### Your instructions
Report every line below that holds the word "content".

### Working data
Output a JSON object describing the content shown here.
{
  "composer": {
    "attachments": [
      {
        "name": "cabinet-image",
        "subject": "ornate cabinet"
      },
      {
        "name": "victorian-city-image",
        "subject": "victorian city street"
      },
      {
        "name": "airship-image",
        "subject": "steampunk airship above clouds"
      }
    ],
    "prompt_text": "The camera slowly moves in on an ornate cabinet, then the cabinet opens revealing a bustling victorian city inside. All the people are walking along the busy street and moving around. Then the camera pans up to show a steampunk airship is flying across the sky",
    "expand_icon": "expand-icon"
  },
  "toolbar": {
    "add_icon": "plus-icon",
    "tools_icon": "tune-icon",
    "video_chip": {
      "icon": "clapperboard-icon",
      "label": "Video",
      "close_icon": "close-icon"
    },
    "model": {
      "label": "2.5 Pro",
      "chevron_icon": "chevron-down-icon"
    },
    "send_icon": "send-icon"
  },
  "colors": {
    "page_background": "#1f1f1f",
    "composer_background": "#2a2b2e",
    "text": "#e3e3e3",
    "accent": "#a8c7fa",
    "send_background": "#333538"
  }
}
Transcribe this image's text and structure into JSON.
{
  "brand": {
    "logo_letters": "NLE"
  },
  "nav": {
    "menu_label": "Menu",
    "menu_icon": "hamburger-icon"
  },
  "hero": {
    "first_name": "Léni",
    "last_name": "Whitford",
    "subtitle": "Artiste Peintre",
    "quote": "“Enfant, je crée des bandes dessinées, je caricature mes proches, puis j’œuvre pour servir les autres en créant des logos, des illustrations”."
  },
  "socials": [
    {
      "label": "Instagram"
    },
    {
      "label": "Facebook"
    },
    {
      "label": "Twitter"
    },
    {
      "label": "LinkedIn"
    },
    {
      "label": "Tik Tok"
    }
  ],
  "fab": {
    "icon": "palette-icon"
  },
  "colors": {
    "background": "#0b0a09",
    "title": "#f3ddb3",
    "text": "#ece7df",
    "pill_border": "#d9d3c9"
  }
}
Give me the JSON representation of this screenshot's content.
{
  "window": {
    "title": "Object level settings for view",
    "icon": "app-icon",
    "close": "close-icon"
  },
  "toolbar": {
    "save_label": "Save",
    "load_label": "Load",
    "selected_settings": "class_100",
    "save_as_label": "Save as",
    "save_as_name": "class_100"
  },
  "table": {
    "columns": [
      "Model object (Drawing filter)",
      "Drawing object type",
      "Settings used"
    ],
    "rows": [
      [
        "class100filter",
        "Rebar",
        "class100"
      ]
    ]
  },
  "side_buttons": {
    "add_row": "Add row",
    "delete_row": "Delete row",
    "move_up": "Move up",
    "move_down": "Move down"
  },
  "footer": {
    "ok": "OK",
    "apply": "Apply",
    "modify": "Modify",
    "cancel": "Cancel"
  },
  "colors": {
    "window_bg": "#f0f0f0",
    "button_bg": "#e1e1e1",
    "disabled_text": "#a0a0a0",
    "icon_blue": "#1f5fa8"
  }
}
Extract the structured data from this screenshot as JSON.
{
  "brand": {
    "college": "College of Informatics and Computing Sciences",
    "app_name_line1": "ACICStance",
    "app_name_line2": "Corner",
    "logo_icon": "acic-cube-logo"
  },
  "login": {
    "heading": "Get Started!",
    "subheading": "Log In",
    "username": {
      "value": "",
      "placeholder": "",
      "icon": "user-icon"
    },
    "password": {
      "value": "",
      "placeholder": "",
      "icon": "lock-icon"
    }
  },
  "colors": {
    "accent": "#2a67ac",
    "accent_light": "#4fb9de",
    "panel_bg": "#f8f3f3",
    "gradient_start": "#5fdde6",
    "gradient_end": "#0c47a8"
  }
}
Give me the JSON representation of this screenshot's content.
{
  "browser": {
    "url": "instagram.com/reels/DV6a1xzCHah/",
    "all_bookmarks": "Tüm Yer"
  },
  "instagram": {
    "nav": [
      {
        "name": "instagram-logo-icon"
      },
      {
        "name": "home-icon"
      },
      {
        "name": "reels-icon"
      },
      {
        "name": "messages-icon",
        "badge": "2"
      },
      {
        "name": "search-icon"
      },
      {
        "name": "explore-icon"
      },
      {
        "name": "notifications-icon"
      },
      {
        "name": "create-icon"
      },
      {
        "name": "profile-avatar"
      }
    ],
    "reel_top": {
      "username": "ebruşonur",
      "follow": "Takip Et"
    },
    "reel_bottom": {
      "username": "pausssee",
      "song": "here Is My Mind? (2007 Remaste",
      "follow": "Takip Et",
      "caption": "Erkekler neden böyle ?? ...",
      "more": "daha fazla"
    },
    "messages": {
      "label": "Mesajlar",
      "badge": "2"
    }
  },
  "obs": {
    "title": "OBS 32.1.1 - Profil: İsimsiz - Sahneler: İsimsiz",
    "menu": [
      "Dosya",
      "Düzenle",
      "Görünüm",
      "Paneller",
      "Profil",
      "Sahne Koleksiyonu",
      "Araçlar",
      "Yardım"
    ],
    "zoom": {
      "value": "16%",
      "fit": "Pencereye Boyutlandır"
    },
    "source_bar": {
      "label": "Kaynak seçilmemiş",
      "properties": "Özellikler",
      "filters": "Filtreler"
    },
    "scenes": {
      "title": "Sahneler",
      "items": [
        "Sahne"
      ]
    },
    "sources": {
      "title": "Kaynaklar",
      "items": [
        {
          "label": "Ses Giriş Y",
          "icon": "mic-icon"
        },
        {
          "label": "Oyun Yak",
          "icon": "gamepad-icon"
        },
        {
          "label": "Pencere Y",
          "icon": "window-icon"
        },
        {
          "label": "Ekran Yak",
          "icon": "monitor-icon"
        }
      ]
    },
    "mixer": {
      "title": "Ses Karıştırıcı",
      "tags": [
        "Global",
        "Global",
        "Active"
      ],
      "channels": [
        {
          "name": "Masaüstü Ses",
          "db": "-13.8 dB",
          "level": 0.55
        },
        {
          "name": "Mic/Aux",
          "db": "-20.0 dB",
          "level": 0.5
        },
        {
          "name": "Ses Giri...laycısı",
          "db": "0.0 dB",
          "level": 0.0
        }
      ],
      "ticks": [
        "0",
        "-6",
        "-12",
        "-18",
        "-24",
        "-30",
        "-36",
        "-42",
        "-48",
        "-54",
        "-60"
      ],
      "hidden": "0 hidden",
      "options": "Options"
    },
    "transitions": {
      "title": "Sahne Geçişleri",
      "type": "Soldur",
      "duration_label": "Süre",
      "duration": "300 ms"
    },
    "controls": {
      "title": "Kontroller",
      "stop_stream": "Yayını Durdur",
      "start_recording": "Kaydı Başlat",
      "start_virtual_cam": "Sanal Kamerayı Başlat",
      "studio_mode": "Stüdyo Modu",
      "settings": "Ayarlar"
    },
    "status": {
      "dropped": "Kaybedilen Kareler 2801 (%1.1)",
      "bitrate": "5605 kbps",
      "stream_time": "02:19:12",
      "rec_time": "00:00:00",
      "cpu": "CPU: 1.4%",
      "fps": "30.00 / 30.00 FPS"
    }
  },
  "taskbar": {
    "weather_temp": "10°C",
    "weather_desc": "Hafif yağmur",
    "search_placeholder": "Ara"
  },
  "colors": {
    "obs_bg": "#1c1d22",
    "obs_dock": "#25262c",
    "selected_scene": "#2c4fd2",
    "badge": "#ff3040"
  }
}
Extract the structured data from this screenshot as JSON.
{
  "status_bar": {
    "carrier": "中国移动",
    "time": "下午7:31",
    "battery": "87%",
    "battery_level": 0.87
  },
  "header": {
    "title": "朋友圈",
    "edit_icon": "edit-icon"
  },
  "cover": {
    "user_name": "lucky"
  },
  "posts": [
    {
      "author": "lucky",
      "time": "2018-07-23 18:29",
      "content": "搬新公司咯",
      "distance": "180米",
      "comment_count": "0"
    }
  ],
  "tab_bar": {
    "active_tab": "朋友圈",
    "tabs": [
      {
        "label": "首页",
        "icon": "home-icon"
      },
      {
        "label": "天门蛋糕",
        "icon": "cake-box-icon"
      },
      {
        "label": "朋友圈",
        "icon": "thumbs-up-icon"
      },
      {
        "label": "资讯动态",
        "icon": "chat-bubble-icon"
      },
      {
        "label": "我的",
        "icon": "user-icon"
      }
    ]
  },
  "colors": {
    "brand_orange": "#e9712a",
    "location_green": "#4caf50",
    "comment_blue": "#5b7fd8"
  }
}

### Result below
Output a JSON object describing the content shown here.
Give me the JSON representation of this screenshot's content.
Give me the JSON representation of this screenshot's content.
      "content": "搬新公司咯",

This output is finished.